The industry with the largest share of civilians employed is healthcare, with 13.8% of local workers. The second largest segment of workers is employed in retail industries with 12.3%. Finance and insurance are in third place with 9.7%, while hospitality remains at 8.6%. These industries are led because there is a strong group of companies, the growth potential of these industries is high, and Jacksonville has advantages that are especially attractive to these industries.
The large financial services cluster is one of the main customers of information technology companies in the area. Thanks to Jacksonville's established utilities, highly reliable electricity and water are offered at very competitive rates. Similarly, the Special Funds of the Area of Specific Economic Development are designed to induce the location of projects of high economic value in critical areas of Jacksonville. Headquartered in Jacksonville, FL, FIS currently has more than 55,000 employees worldwide and more than 20,000 customers in more than 130 countries.
Approximately 11 percent of all workers in Jacksonville are employed in the insurance and financial services group, more than in Tampa, Orlando and Miami. The medical products and services industry is a vibrant and growing sector, especially in Jacksonville. The Jacksonville Regional Chamber of Commerce maintains a list of the area's top employers, from those with 100 employees to No. The following is a summary of data on several key cost-of-living factors for the Jacksonville area.
Parts of downtown Jacksonville are part of the Empowerment Zone or Business Zone, each of which offers tax or wage credits to businesses based on the number of new jobs created. Jacksonville is an attractive site for expanding businesses, partly because of the abundance of workers due to immigration, natural growth, a strong military presence and the area's educational institutions. Jacksonville is a natural environment to support the IT industry with its excellent educational infrastructure and qualified staff. The following is a summary of workforce data for the greater Jacksonville area, 2003 annual averages.

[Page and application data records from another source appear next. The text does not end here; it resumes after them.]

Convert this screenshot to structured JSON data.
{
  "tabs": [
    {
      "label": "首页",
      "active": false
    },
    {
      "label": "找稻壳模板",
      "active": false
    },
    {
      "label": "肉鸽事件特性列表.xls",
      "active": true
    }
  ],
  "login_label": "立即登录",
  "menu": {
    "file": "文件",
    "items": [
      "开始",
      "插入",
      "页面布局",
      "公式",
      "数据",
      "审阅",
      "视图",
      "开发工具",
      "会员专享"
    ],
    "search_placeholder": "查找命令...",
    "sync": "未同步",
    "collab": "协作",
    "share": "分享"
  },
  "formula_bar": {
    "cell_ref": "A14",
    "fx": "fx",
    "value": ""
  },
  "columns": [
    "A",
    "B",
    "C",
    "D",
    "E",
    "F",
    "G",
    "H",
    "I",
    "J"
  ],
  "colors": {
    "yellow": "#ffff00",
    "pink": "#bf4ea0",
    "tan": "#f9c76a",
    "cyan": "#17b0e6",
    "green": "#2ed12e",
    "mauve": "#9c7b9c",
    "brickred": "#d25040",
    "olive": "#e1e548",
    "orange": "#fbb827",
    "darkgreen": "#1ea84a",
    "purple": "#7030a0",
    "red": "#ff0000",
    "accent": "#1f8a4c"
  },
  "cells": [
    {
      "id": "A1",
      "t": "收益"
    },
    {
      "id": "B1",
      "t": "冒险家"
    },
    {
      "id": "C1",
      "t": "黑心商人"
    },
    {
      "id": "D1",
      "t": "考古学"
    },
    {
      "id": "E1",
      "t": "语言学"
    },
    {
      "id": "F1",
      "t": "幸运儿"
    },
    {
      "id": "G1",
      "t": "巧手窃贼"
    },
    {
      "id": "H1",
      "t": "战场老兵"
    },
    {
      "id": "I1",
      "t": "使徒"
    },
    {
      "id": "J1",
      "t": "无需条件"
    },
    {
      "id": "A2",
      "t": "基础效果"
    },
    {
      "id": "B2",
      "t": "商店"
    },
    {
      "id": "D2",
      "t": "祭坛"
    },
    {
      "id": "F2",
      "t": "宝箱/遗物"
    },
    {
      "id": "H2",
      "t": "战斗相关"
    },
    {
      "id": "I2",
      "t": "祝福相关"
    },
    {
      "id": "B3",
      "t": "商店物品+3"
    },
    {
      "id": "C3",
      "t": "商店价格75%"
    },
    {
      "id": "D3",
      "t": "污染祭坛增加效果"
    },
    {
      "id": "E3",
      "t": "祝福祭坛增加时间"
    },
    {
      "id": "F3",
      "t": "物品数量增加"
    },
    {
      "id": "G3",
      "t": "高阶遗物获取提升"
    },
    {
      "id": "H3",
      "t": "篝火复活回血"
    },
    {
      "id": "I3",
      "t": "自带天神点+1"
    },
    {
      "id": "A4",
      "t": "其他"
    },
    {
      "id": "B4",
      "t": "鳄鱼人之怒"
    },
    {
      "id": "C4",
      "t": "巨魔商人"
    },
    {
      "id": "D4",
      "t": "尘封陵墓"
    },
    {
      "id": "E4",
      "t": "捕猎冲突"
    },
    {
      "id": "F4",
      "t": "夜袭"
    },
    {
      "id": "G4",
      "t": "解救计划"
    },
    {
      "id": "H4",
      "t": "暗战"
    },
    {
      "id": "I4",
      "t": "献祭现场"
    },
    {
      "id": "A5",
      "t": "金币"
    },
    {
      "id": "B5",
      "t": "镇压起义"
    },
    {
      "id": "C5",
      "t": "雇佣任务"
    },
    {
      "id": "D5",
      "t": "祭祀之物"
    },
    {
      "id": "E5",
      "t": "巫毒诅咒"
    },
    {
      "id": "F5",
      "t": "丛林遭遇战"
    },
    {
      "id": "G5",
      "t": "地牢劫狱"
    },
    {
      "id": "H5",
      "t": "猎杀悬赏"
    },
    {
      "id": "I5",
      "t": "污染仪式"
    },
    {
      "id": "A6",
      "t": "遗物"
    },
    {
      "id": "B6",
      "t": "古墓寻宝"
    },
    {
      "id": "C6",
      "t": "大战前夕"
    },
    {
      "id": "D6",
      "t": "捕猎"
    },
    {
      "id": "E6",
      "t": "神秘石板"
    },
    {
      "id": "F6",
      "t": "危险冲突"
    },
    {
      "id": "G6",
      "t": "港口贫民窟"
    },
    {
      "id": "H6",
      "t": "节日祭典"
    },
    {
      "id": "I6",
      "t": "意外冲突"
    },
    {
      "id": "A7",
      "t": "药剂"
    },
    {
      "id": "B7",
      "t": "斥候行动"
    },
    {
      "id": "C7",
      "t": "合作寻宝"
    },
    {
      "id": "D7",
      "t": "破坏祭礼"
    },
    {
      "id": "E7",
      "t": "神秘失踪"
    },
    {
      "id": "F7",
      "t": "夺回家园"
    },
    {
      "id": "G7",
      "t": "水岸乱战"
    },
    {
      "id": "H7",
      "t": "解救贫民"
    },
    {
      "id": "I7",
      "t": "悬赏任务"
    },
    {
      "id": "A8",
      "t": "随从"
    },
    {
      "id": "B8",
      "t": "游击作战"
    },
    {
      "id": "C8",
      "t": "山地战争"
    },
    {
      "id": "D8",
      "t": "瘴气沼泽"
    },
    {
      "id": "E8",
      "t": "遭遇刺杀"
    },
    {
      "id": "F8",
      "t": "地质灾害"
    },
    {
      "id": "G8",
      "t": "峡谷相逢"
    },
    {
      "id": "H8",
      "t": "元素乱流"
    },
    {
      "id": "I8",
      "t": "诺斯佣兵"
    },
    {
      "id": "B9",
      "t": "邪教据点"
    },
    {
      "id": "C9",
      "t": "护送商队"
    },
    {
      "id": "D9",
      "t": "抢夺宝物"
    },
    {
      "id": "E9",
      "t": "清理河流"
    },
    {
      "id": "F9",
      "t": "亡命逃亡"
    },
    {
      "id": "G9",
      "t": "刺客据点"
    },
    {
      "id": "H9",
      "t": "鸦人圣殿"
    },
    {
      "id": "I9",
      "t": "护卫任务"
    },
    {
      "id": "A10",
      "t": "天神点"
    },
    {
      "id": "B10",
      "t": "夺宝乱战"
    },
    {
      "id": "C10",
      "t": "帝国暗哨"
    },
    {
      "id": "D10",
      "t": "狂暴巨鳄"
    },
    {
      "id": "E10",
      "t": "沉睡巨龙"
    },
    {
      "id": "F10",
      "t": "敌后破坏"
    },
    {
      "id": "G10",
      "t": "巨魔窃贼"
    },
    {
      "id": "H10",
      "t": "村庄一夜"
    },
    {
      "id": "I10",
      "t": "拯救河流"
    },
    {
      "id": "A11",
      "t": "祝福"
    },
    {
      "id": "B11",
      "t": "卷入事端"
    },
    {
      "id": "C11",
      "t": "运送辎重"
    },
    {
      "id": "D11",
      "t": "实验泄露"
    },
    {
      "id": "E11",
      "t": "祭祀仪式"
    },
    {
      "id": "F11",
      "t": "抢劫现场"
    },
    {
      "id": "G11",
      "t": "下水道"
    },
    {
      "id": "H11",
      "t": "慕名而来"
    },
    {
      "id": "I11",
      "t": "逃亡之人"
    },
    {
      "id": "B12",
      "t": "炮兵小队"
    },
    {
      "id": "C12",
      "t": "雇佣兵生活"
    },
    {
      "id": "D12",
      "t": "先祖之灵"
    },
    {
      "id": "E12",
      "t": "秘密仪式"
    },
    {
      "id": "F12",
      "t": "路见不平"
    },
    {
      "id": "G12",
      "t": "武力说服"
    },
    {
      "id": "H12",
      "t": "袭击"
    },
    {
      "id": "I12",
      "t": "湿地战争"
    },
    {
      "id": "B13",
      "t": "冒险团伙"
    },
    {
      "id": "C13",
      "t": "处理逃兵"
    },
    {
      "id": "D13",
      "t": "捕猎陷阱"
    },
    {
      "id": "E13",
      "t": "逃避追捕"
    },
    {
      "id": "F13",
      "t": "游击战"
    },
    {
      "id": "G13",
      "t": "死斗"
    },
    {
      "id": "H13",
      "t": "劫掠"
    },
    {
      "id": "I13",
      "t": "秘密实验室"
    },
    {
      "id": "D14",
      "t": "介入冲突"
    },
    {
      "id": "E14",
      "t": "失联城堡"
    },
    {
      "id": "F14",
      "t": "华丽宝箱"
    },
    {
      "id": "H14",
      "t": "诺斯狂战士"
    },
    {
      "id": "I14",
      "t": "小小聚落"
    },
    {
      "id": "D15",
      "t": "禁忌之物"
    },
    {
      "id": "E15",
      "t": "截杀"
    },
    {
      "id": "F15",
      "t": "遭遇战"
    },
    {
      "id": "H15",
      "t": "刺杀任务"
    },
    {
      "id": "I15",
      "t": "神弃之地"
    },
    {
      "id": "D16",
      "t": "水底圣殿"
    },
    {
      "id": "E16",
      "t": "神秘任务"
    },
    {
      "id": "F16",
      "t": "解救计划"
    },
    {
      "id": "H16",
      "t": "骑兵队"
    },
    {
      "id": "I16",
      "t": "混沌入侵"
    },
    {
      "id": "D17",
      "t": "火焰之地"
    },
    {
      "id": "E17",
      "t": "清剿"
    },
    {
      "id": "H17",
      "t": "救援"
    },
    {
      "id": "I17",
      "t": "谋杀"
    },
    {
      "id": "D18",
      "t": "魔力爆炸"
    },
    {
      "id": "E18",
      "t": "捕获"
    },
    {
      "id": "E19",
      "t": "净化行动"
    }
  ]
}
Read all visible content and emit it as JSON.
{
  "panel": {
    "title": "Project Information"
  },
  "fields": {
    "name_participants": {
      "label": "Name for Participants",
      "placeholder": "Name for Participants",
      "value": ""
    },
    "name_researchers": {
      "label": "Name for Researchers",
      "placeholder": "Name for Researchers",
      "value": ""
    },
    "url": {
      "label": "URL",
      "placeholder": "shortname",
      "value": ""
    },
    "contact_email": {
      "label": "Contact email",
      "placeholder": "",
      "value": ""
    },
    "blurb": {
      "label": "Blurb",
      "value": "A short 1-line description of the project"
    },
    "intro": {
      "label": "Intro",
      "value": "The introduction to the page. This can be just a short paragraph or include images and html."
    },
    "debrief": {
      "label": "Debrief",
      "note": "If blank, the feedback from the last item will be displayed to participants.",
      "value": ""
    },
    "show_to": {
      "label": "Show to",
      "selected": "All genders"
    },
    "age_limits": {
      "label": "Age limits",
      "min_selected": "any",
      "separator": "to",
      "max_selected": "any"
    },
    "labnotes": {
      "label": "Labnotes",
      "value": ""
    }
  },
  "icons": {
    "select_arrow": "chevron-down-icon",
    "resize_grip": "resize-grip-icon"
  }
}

Rapid access to growing domestic markets is why many supply chain logistics companies have made Jacksonville their home. Port improvements since the late 19th century have made Jacksonville a major military and civilian deep-sea port. For companies that rely on logistics and intermodal capacity, few communities can compare to Jacksonville, the gateway to Florida and the southeastern United States.